Consumers are constantly faced (as I’m sure you’re well aware) with contractor controversy. In order to avoid conflict of interest self-diagnosis of the Condition of the environment and in an effort to successfully identify and address the safety and health issues of a mold claim the IICRC went into the definitions it did. Using those definitions, making sure to involve themselves (Consumer) with their IEP helps them to reduce contractor controversy (perhaps they seem to think one contractor is up selling a job when in reality the other contractor is not doing all necessary, or vice versa, for example) and become more empowered to manage their own claim alongside the IEP and Remediator they’ve chosen to work with.

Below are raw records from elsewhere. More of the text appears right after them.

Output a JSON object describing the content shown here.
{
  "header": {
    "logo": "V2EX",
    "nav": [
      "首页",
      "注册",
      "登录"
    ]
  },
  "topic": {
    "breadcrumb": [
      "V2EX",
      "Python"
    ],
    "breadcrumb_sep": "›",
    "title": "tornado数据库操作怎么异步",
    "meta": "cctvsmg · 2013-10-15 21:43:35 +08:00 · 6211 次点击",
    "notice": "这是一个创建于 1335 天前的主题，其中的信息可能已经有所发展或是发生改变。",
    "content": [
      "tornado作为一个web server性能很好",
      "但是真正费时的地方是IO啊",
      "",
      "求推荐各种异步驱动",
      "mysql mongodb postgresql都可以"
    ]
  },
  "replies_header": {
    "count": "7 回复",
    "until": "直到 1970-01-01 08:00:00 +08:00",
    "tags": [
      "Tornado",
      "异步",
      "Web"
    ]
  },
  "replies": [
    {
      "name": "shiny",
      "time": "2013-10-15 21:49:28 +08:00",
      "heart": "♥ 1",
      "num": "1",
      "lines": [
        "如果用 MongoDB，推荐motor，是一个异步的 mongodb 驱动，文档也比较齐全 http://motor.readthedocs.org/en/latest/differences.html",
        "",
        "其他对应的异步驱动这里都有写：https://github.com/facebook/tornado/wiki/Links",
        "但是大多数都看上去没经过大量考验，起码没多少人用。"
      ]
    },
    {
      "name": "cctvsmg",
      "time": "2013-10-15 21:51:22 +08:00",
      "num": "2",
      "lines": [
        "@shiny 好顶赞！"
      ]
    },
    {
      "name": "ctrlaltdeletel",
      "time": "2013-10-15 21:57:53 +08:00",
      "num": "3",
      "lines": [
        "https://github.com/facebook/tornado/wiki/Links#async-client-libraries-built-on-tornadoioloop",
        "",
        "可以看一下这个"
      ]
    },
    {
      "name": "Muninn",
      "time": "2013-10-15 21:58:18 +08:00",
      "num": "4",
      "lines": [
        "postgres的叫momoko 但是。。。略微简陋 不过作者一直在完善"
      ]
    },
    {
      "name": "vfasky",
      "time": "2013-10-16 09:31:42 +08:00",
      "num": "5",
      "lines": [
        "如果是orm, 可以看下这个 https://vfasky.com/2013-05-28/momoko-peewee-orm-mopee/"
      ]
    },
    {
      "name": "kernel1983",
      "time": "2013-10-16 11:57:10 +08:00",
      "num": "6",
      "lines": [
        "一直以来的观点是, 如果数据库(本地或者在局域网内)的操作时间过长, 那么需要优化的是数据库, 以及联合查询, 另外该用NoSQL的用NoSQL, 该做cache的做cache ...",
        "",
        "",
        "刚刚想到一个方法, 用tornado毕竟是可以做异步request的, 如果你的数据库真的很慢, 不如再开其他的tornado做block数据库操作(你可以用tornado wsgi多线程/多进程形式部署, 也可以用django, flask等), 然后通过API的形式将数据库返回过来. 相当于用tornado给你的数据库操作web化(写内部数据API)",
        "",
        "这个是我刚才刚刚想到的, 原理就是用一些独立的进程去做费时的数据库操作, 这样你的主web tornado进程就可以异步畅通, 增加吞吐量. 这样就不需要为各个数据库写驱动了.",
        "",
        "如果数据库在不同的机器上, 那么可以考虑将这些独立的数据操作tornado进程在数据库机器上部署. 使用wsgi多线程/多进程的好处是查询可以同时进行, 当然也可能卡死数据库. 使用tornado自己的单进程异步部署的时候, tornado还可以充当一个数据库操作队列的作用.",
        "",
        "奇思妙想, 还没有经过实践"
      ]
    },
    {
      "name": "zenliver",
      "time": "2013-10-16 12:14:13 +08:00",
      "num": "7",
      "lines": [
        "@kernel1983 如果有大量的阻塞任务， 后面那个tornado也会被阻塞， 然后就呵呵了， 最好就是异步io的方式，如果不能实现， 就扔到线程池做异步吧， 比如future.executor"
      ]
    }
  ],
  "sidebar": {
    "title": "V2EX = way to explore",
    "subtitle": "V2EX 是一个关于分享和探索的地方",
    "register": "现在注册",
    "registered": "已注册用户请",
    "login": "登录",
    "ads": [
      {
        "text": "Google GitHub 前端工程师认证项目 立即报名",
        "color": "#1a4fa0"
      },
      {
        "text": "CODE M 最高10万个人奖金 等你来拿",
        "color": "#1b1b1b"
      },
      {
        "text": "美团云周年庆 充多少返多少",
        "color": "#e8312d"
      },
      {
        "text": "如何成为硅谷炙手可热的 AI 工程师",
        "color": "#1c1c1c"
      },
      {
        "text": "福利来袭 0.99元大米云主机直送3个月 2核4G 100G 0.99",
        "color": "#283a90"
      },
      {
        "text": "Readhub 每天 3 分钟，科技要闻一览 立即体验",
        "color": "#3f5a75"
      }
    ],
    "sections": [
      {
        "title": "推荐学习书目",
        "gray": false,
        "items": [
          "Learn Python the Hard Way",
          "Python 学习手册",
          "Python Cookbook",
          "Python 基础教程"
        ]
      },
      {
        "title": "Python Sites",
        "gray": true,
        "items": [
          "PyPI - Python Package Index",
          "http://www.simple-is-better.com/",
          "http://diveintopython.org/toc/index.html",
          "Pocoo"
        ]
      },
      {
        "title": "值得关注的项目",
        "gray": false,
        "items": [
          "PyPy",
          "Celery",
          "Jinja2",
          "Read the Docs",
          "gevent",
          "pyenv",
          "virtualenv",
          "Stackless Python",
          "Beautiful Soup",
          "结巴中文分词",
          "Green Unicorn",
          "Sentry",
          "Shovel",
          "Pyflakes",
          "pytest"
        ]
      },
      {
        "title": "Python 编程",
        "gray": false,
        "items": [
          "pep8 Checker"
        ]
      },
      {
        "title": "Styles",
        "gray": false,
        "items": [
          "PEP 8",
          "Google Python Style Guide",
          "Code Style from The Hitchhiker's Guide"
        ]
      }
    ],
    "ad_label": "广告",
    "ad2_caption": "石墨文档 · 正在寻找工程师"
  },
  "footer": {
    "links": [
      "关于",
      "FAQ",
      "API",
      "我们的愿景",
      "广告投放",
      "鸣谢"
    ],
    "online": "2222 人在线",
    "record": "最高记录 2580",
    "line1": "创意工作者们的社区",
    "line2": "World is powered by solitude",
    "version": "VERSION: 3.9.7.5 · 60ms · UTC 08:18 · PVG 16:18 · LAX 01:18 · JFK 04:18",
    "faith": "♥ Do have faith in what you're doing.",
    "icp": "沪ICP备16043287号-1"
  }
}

Acting as one’s own third-party has been a compromising position for Remediators in courts of law all over this country. Avoiding the conflict in the first place is in the best interest of everyone involved. Like I said earlier I understand everyone wanting to be in a defensible position. I was just trying to apply things in a clear manner for the Consumer so as to make sure they understand how to avoid some of the unwanted situations that come up occasionally.
For more on this Standard I typically go to the IICRC S520 technical advisor. I hope this post doesn’t offend anyone. Just trying to clarify my point’s perspective.
Wow, I am not charging enough for my protocols.
I do not thing it offended anybody, just confused them. You got to understand that most of our members are ordinary home inspectors, they do not specialize in mold, so you will need to say things in simpler terms.
Even I had a hard time following. It is like explaining infrared cameras to me, since I have not taken the training, I do not understand the more technical threads about thermography.
I, myself, prefer to preform some testing first before calling for a protocol to be written. Some times the mold tests come back not considered toxic. In most of those cases a protocol would not need to be written. Visual inspection and some clearance testing after clean up, just in case, but not a full blown protocol written. But in the mold field everybody does things different even if they have the same training.